Meat grown using tissue engineering techniques, so-called ‘cultured meat’, would generate up to 96% lower greenhouse gas emissions than conventionally produced meat, according to a new study.
The analysis, carried out by scientists from Oxford University and the University of Amsterdam, also estimates that cultured meat would require 7-45% less energy to produce than the same volume of pork, sheep or beef. It would require more energy to produce than poultry but only a fraction of the land area and water needed to rear chickens.
‘What our study found was that the environmental impacts of cultured meat could be substantially lower than those of meat produced in the conventional way,’ said Hanna Tuomisto of Oxford University’s Wildlife Conservation Research Unit, who led the research. ‘Cultured meat could potentially be produced with up to 96% lower greenhouse gas emissions, 45% less energy, 99% lower land use, and 96% lower water use than conventional meat.’

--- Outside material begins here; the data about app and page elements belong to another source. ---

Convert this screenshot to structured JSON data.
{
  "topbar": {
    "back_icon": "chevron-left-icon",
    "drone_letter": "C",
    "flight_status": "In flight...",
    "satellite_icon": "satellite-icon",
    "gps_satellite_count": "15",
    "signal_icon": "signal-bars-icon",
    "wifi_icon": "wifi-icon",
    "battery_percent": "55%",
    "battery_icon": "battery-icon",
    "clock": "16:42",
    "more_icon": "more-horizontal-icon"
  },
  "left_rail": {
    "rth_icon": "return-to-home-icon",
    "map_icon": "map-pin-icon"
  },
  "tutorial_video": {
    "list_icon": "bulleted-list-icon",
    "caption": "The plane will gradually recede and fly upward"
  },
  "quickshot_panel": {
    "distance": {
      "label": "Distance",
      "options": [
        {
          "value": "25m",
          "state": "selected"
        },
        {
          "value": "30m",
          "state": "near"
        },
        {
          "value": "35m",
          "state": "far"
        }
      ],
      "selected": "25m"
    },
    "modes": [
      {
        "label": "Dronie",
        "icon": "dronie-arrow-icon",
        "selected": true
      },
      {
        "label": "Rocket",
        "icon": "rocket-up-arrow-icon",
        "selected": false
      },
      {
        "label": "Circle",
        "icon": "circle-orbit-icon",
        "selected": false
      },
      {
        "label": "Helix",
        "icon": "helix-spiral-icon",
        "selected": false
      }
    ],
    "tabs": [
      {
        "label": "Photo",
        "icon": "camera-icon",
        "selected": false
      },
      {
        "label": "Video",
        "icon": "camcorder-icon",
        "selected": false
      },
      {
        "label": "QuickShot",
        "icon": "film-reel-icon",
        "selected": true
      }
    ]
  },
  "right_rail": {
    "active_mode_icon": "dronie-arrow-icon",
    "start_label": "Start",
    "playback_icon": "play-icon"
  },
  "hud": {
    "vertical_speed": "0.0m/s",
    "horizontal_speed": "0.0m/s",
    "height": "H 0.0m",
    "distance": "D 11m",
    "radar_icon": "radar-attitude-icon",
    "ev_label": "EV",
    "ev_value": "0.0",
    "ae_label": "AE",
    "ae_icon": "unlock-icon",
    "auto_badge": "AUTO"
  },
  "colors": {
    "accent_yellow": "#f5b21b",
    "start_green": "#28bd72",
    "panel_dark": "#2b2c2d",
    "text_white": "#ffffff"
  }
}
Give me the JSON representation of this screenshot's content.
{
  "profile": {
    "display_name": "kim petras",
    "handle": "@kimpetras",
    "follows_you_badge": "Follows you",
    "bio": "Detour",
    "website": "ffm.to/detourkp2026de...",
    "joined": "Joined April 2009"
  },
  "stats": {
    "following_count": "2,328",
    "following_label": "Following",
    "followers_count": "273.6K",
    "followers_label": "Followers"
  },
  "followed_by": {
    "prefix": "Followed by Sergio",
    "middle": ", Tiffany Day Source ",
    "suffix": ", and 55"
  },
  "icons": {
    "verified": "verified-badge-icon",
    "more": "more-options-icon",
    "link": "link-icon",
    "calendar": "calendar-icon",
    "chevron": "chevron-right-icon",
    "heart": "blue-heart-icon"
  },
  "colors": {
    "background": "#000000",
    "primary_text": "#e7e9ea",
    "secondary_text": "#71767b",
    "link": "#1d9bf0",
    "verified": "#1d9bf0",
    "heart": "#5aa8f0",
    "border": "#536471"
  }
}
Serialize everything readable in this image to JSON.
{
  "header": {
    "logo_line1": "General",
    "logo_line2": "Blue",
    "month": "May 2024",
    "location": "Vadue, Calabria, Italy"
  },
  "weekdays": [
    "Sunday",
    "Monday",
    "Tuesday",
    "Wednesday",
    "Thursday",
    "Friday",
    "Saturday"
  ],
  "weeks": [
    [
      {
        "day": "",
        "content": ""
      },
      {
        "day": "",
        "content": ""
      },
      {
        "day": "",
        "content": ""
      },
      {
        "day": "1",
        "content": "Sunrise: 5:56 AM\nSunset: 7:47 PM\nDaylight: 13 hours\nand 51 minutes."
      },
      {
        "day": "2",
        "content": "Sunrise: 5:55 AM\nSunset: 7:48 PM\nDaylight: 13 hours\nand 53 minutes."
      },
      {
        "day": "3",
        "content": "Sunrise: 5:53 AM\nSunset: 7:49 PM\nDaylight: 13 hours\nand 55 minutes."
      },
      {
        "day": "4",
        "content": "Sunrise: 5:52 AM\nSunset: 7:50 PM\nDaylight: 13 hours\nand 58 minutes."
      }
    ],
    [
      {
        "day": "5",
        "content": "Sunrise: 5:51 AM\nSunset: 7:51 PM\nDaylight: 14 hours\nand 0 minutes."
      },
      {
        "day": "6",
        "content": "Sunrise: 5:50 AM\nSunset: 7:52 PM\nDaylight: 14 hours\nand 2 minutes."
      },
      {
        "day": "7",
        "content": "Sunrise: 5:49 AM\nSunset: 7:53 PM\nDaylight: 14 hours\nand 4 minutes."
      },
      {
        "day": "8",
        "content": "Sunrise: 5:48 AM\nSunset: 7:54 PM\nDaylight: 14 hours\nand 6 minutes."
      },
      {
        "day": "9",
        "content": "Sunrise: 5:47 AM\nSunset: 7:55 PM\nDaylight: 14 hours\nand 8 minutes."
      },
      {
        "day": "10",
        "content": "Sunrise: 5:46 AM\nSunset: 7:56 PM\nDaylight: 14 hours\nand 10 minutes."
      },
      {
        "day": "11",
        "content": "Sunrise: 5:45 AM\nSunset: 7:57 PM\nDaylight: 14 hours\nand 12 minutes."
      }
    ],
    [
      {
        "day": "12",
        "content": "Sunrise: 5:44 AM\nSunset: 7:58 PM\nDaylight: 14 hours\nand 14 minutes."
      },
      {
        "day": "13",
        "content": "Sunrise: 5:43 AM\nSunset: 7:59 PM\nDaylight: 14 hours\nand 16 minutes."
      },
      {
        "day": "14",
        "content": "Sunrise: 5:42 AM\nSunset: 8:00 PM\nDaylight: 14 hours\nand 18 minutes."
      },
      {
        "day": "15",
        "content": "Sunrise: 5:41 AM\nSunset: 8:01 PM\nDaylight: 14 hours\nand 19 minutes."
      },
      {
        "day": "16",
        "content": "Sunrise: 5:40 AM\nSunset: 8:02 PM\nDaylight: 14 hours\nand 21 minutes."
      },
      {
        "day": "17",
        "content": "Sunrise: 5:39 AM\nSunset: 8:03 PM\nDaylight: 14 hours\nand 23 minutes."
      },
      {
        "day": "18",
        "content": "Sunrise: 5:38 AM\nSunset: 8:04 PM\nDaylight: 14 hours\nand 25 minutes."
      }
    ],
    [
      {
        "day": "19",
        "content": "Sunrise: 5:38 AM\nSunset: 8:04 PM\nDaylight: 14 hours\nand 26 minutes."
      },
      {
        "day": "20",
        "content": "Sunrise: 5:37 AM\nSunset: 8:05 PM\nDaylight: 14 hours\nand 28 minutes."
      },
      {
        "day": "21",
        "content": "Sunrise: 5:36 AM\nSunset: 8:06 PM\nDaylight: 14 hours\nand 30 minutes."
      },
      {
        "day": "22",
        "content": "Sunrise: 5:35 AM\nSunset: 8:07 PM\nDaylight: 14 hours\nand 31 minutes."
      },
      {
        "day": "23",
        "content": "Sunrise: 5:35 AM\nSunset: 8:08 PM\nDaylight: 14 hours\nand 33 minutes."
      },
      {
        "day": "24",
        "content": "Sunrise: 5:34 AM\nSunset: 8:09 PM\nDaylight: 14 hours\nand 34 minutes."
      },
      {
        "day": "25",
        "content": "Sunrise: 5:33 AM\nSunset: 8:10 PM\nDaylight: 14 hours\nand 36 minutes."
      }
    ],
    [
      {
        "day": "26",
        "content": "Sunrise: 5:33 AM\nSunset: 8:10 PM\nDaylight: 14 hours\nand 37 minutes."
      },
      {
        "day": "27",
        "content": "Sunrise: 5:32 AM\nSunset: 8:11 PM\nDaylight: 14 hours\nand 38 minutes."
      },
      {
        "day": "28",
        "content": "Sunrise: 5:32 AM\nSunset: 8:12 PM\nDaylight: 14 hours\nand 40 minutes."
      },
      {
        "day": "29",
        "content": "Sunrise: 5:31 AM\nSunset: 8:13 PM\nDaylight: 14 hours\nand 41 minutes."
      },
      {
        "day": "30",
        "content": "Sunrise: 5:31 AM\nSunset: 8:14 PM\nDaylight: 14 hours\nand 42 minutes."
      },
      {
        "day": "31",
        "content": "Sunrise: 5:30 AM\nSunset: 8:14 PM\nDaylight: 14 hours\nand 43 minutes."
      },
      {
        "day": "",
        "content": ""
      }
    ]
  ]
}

The researchers based their calculations on a process, using Cyanobacteria hydrolysate as a nutrient and energy source for growing muscle cells, that is being developed by co-author Dr Joost Teixeira de Mattos at the University of Amsterdam. At the moment this sort of tissue engineering technology is confined to the laboratory, but the researchers estimated what the various costs would be for producing 1000kg of cultured meat using a scaled-up version of the technology compared to the costs associated with livestock reared conventionally.